Knitting this week continues to be on the Lonely Tree shawl. I really love knitting charted lace! This is aran weight, so it knits up quickly too. The yarn does have a metallic look, I think it will look elegant over a black dress or blouse. I'm half way through the third chart, thanks to the ladies at my weekly knitting group, who hold Bob so I can knit! I am still on the first ball of yarn though, and my friend has supplied two, so I will definitely do the extra chart on top. I'm going to have to learn how to block acrylic to finish this off, anyone have any tips?!

Feeding the bigger people in the house continues with the Hummingbird project. This week Sausages and I made the Hummingbird cake in anticipation of a visit from cake-loving Bapar, and it was spectacular! It contains pecans, banana, and pineapple amongst the usual ingredients, and is fantastically fruity! I put in twice the amount of pineapple suggested by the recipe, but I think it could have taken even more without falling apart. It was yum!

We also made the peanut butter cookies, which were a massive success! As with other recipes from this book, where they suggested it made 24 we got nearly 50 large biscuits. These have been great for lunch boxes and snack times, an every day biscuit rather than an occasion bake.
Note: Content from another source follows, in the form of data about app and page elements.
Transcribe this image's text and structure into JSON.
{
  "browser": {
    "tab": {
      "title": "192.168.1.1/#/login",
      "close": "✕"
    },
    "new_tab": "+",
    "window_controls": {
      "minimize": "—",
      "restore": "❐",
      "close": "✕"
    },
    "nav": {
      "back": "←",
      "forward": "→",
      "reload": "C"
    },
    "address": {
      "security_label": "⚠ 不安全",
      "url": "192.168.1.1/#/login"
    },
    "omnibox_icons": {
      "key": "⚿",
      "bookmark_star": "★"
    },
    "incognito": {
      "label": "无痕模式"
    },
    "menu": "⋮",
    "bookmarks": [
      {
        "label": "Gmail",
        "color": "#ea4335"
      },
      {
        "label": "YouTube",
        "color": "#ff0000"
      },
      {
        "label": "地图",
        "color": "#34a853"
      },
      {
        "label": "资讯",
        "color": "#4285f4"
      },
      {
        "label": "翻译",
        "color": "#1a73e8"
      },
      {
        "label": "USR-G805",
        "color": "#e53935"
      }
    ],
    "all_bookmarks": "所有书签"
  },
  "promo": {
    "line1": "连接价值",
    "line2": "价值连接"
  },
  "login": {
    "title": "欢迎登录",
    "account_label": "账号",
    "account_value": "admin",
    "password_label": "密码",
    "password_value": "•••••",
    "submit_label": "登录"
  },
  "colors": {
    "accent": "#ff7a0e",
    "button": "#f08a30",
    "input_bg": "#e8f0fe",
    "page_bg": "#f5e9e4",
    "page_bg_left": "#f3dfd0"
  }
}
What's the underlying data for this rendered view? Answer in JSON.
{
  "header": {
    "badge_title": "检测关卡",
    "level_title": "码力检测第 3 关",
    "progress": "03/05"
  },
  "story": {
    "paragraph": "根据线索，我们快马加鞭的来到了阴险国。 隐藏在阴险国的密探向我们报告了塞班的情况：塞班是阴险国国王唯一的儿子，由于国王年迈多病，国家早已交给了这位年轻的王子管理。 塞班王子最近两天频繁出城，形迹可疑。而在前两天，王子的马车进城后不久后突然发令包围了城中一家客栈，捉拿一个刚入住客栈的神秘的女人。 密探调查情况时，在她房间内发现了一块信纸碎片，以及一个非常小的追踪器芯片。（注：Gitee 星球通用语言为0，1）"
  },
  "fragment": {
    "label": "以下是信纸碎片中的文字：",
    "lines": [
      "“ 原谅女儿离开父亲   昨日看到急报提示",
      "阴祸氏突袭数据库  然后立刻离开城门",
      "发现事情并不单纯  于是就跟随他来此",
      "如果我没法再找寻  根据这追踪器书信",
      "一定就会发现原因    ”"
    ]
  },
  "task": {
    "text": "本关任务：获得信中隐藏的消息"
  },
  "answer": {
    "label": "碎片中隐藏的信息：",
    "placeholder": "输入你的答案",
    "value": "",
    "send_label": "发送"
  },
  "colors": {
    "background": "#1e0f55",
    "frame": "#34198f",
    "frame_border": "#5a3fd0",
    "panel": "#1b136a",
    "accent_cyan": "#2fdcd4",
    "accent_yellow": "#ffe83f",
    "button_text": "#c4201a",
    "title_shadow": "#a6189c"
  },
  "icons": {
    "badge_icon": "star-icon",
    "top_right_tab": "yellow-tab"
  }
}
I've got a big baby-themed post in the works, and some interesting news about our life in the bungalow to share with you, so do pop back soon, and do hear over to Ginny's and Tami's to see what other crafters are up to this week!